WHAT NEEDS TO BE DONE: Return the entries below word for word; no images should appear in the copy.
◆ ◆ ◆
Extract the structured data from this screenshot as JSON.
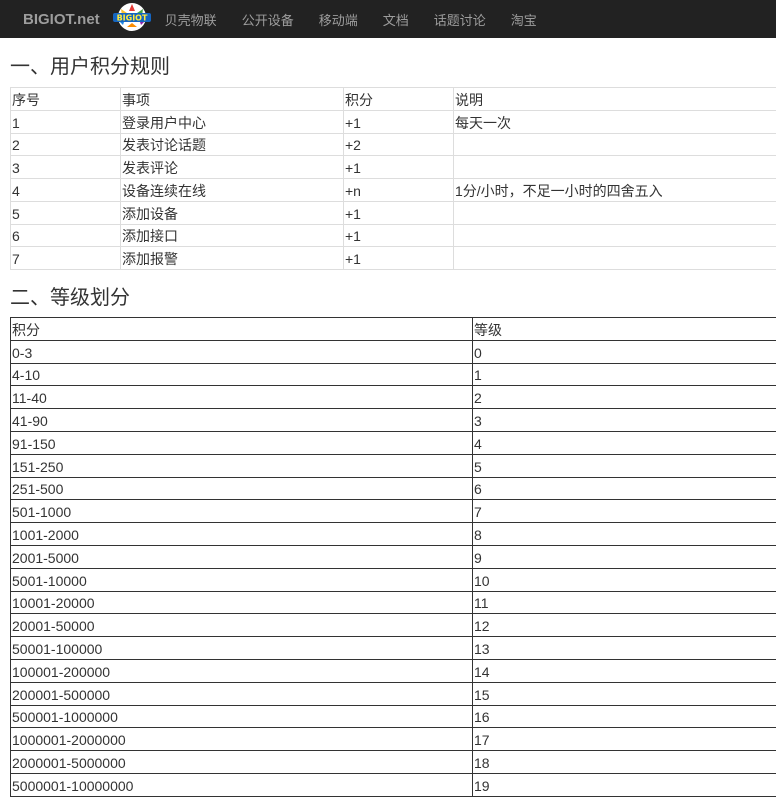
{
  "navbar": {
    "brand": "BIGIOT.net",
    "logo_text": "BIGIOT",
    "items": [
      {
        "label": "贝壳物联"
      },
      {
        "label": "公开设备"
      },
      {
        "label": "移动端"
      },
      {
        "label": "文档"
      },
      {
        "label": "话题讨论"
      },
      {
        "label": "淘宝"
      }
    ]
  },
  "section1": {
    "title": "一、用户积分规则",
    "headers": [
      "序号",
      "事项",
      "积分",
      "说明"
    ],
    "rows": [
      [
        "1",
        "登录用户中心",
        "+1",
        "每天一次"
      ],
      [
        "2",
        "发表讨论话题",
        "+2",
        ""
      ],
      [
        "3",
        "发表评论",
        "+1",
        ""
      ],
      [
        "4",
        "设备连续在线",
        "+n",
        "1分/小时，不足一小时的四舍五入"
      ],
      [
        "5",
        "添加设备",
        "+1",
        ""
      ],
      [
        "6",
        "添加接口",
        "+1",
        ""
      ],
      [
        "7",
        "添加报警",
        "+1",
        ""
      ]
    ]
  },
  "section2": {
    "title": "二、等级划分",
    "headers": [
      "积分",
      "等级"
    ],
    "rows": [
      [
        "0-3",
        "0"
      ],
      [
        "4-10",
        "1"
      ],
      [
        "11-40",
        "2"
      ],
      [
        "41-90",
        "3"
      ],
      [
        "91-150",
        "4"
      ],
      [
        "151-250",
        "5"
      ],
      [
        "251-500",
        "6"
      ],
      [
        "501-1000",
        "7"
      ],
      [
        "1001-2000",
        "8"
      ],
      [
        "2001-5000",
        "9"
      ],
      [
        "5001-10000",
        "10"
      ],
      [
        "10001-20000",
        "11"
      ],
      [
        "20001-50000",
        "12"
      ],
      [
        "50001-100000",
        "13"
      ],
      [
        "100001-200000",
        "14"
      ],
      [
        "200001-500000",
        "15"
      ],
      [
        "500001-1000000",
        "16"
      ],
      [
        "1000001-2000000",
        "17"
      ],
      [
        "2000001-5000000",
        "18"
      ],
      [
        "5000001-10000000",
        "19"
      ]
    ]
  }
}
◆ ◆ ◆
OUTPUT FOR THIS EXERCISE:
Extract the structured data from this screenshot as JSON.
{
  "navbar": {
    "brand": "BIGIOT.net",
    "logo_text": "BIGIOT",
    "items": [
      {
        "label": "贝壳物联"
      },
      {
        "label": "公开设备"
      },
      {
        "label": "移动端"
      },
      {
        "label": "文档"
      },
      {
        "label": "话题讨论"
      },
      {
        "label": "淘宝"
      }
    ]
  },
  "section1": {
    "title": "一、用户积分规则",
    "headers": [
      "序号",
      "事项",
      "积分",
      "说明"
    ],
    "rows": [
      [
        "1",
        "登录用户中心",
        "+1",
        "每天一次"
      ],
      [
        "2",
        "发表讨论话题",
        "+2",
        ""
      ],
      [
        "3",
        "发表评论",
        "+1",
        ""
      ],
      [
        "4",
        "设备连续在线",
        "+n",
        "1分/小时，不足一小时的四舍五入"
      ],
      [
        "5",
        "添加设备",
        "+1",
        ""
      ],
      [
        "6",
        "添加接口",
        "+1",
        ""
      ],
      [
        "7",
        "添加报警",
        "+1",
        ""
      ]
    ]
  },
  "section2": {
    "title": "二、等级划分",
    "headers": [
      "积分",
      "等级"
    ],
    "rows": [
      [
        "0-3",
        "0"
      ],
      [
        "4-10",
        "1"
      ],
      [
        "11-40",
        "2"
      ],
      [
        "41-90",
        "3"
      ],
      [
        "91-150",
        "4"
      ],
      [
        "151-250",
        "5"
      ],
      [
        "251-500",
        "6"
      ],
      [
        "501-1000",
        "7"
      ],
      [
        "1001-2000",
        "8"
      ],
      [
        "2001-5000",
        "9"
      ],
      [
        "5001-10000",
        "10"
      ],
      [
        "10001-20000",
        "11"
      ],
      [
        "20001-50000",
        "12"
      ],
      [
        "50001-100000",
        "13"
      ],
      [
        "100001-200000",
        "14"
      ],
      [
        "200001-500000",
        "15"
      ],
      [
        "500001-1000000",
        "16"
      ],
      [
        "1000001-2000000",
        "17"
      ],
      [
        "2000001-5000000",
        "18"
      ],
      [
        "5000001-10000000",
        "19"
      ]
    ]
  }
}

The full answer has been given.